-- DATASET RECORDS --

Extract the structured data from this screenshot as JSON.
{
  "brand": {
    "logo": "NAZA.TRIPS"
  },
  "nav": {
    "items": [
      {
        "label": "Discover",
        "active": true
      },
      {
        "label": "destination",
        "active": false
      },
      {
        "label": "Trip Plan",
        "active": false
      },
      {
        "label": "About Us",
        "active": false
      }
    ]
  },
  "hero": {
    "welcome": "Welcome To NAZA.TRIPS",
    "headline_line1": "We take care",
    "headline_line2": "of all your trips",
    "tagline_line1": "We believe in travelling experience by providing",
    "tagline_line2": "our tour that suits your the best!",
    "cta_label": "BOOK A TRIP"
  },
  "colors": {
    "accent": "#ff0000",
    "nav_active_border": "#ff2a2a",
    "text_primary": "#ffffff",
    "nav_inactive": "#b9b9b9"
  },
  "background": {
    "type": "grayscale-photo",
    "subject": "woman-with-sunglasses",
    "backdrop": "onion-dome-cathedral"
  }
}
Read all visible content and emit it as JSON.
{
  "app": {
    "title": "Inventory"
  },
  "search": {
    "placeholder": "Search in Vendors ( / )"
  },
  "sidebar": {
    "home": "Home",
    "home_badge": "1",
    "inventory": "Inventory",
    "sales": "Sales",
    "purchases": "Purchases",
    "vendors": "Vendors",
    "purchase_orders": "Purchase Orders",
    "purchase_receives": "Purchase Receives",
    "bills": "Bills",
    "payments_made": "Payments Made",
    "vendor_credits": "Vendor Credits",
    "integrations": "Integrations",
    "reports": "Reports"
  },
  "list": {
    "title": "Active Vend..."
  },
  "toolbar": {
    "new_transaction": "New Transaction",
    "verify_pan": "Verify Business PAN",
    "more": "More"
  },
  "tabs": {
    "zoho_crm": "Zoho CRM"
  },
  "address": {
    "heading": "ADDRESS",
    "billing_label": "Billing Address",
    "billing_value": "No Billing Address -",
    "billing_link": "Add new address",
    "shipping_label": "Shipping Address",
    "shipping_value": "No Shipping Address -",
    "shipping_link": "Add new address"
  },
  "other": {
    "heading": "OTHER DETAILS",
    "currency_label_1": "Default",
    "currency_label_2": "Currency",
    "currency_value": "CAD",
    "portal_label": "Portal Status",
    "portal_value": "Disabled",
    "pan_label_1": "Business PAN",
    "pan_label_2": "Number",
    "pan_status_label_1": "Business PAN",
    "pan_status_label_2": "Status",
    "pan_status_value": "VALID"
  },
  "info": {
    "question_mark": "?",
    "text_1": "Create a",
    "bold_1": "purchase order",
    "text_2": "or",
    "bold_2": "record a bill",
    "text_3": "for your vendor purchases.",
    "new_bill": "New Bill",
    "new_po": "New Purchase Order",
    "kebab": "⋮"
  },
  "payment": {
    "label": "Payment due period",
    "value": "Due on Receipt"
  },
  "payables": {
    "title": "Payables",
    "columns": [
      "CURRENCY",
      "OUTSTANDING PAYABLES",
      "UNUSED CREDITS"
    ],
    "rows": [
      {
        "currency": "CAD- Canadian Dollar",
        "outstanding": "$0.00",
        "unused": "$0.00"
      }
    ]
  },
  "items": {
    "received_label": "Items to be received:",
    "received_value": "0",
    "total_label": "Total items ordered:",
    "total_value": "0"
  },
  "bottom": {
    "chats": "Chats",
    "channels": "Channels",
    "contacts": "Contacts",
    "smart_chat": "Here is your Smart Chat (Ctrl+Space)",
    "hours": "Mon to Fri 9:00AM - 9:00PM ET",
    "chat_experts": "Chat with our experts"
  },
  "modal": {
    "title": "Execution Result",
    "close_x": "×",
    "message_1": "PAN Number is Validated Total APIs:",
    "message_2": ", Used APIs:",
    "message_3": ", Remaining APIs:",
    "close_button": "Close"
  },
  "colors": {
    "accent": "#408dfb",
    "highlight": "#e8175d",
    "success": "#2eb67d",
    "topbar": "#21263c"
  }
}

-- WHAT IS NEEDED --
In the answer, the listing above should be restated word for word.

-- REPLY --
Extract the structured data from this screenshot as JSON.
{
  "brand": {
    "logo": "NAZA.TRIPS"
  },
  "nav": {
    "items": [
      {
        "label": "Discover",
        "active": true
      },
      {
        "label": "destination",
        "active": false
      },
      {
        "label": "Trip Plan",
        "active": false
      },
      {
        "label": "About Us",
        "active": false
      }
    ]
  },
  "hero": {
    "welcome": "Welcome To NAZA.TRIPS",
    "headline_line1": "We take care",
    "headline_line2": "of all your trips",
    "tagline_line1": "We believe in travelling experience by providing",
    "tagline_line2": "our tour that suits your the best!",
    "cta_label": "BOOK A TRIP"
  },
  "colors": {
    "accent": "#ff0000",
    "nav_active_border": "#ff2a2a",
    "text_primary": "#ffffff",
    "nav_inactive": "#b9b9b9"
  },
  "background": {
    "type": "grayscale-photo",
    "subject": "woman-with-sunglasses",
    "backdrop": "onion-dome-cathedral"
  }
}
Read all visible content and emit it as JSON.
{
  "app": {
    "title": "Inventory"
  },
  "search": {
    "placeholder": "Search in Vendors ( / )"
  },
  "sidebar": {
    "home": "Home",
    "home_badge": "1",
    "inventory": "Inventory",
    "sales": "Sales",
    "purchases": "Purchases",
    "vendors": "Vendors",
    "purchase_orders": "Purchase Orders",
    "purchase_receives": "Purchase Receives",
    "bills": "Bills",
    "payments_made": "Payments Made",
    "vendor_credits": "Vendor Credits",
    "integrations": "Integrations",
    "reports": "Reports"
  },
  "list": {
    "title": "Active Vend..."
  },
  "toolbar": {
    "new_transaction": "New Transaction",
    "verify_pan": "Verify Business PAN",
    "more": "More"
  },
  "tabs": {
    "zoho_crm": "Zoho CRM"
  },
  "address": {
    "heading": "ADDRESS",
    "billing_label": "Billing Address",
    "billing_value": "No Billing Address -",
    "billing_link": "Add new address",
    "shipping_label": "Shipping Address",
    "shipping_value": "No Shipping Address -",
    "shipping_link": "Add new address"
  },
  "other": {
    "heading": "OTHER DETAILS",
    "currency_label_1": "Default",
    "currency_label_2": "Currency",
    "currency_value": "CAD",
    "portal_label": "Portal Status",
    "portal_value": "Disabled",
    "pan_label_1": "Business PAN",
    "pan_label_2": "Number",
    "pan_status_label_1": "Business PAN",
    "pan_status_label_2": "Status",
    "pan_status_value": "VALID"
  },
  "info": {
    "question_mark": "?",
    "text_1": "Create a",
    "bold_1": "purchase order",
    "text_2": "or",
    "bold_2": "record a bill",
    "text_3": "for your vendor purchases.",
    "new_bill": "New Bill",
    "new_po": "New Purchase Order",
    "kebab": "⋮"
  },
  "payment": {
    "label": "Payment due period",
    "value": "Due on Receipt"
  },
  "payables": {
    "title": "Payables",
    "columns": [
      "CURRENCY",
      "OUTSTANDING PAYABLES",
      "UNUSED CREDITS"
    ],
    "rows": [
      {
        "currency": "CAD- Canadian Dollar",
        "outstanding": "$0.00",
        "unused": "$0.00"
      }
    ]
  },
  "items": {
    "received_label": "Items to be received:",
    "received_value": "0",
    "total_label": "Total items ordered:",
    "total_value": "0"
  },
  "bottom": {
    "chats": "Chats",
    "channels": "Channels",
    "contacts": "Contacts",
    "smart_chat": "Here is your Smart Chat (Ctrl+Space)",
    "hours": "Mon to Fri 9:00AM - 9:00PM ET",
    "chat_experts": "Chat with our experts"
  },
  "modal": {
    "title": "Execution Result",
    "close_x": "×",
    "message_1": "PAN Number is Validated Total APIs:",
    "message_2": ", Used APIs:",
    "message_3": ", Remaining APIs:",
    "close_button": "Close"
  },
  "colors": {
    "accent": "#408dfb",
    "highlight": "#e8175d",
    "success": "#2eb67d",
    "topbar": "#21263c"
  }
}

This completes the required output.